The study determined that visual assessment cannot be relied on to determine bar type. Further, steel fabricator markings cannot be relied on to identify the type of steel. However, when questions arise regarding the identification of bars, magnetic sorting provides a quick and easy method for differentiating between magnetic and nonmagnetic alloys. If more quantitative results are required, X-ray fluorescence provides a practical and much-needed method for positively identifying bars.
Physically, the bars differ among producers. Relative rib area should be monitored as it also varies among producers. Further, alloying changes not only the corrosion resistance but also other important properties. The results of uniaxial tensile tests showed that the stress-strain behavior, elongation, and reduction in cross-section upon fracture could vary significantly for different CRR alloys. Therefore, mechanical testing, in addition to corrosion testing, of CRR is necessary to identify the most cost-effective bars with acceptable properties.
Finally, the study determined that quality control measures need to be established to ensure VDOT receives the corrosion protection it needs. Further, care should be taken when relying upon international standards for acceptance criteria.
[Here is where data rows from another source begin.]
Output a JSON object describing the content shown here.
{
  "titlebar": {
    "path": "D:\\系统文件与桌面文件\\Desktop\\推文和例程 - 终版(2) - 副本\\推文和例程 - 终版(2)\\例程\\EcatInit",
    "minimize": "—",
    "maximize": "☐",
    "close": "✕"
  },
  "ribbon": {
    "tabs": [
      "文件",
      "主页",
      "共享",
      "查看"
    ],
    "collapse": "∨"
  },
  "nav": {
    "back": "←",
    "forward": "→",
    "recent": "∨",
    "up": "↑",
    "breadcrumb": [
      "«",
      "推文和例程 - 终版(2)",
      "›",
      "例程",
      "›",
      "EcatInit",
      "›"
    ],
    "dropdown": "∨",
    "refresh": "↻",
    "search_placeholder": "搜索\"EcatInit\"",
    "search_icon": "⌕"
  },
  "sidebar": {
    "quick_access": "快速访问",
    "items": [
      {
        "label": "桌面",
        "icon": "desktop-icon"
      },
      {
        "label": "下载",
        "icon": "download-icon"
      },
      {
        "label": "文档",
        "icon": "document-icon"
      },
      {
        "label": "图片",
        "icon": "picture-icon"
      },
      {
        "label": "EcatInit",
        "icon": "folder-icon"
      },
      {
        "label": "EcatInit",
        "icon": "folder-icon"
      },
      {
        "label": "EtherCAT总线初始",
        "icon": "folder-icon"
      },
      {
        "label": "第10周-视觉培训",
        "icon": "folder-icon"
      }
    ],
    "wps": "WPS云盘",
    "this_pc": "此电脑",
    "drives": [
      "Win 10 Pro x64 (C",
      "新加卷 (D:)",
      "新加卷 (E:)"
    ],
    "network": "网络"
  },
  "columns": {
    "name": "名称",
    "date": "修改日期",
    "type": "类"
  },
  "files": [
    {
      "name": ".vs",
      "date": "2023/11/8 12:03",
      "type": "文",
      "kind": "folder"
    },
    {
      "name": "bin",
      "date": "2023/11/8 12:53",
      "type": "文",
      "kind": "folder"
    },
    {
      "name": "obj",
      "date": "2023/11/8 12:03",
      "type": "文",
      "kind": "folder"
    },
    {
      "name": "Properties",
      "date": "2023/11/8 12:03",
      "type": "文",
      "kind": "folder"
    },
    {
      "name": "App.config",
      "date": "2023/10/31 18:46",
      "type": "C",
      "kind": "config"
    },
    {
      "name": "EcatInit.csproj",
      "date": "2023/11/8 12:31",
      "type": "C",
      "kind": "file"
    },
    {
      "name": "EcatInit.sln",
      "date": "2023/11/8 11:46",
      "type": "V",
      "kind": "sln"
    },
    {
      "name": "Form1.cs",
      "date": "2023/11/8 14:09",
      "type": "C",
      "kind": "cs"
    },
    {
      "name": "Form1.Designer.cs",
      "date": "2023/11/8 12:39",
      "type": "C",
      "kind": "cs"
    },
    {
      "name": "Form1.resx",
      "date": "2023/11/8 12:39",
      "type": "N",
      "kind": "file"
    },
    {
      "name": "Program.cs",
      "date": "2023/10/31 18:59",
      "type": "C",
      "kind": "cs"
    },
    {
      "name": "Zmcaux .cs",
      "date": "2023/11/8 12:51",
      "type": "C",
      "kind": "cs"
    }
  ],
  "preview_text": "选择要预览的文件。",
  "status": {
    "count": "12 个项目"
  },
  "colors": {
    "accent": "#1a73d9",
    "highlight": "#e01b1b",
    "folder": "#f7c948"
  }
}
The report recommends that VDOT’s Materials Division implement the set of test methods provided in the appendices of this report as Virginia Test Methods for CRR acceptance criteria. To simplify the implementation of CRR in Virginia and elsewhere, VDOT’s Materials Division should work with the American Association of State Highway and Transportation Officials to develop a single specification for the testing and acceptance of CRR. VDOT’s Materials Division should also investigate retrofitting the uniaxial tensile test equipment with a non-contact extensometer to guarantee that stress vs. strain measurements of CRR can be made and ensure the yield strength is determined.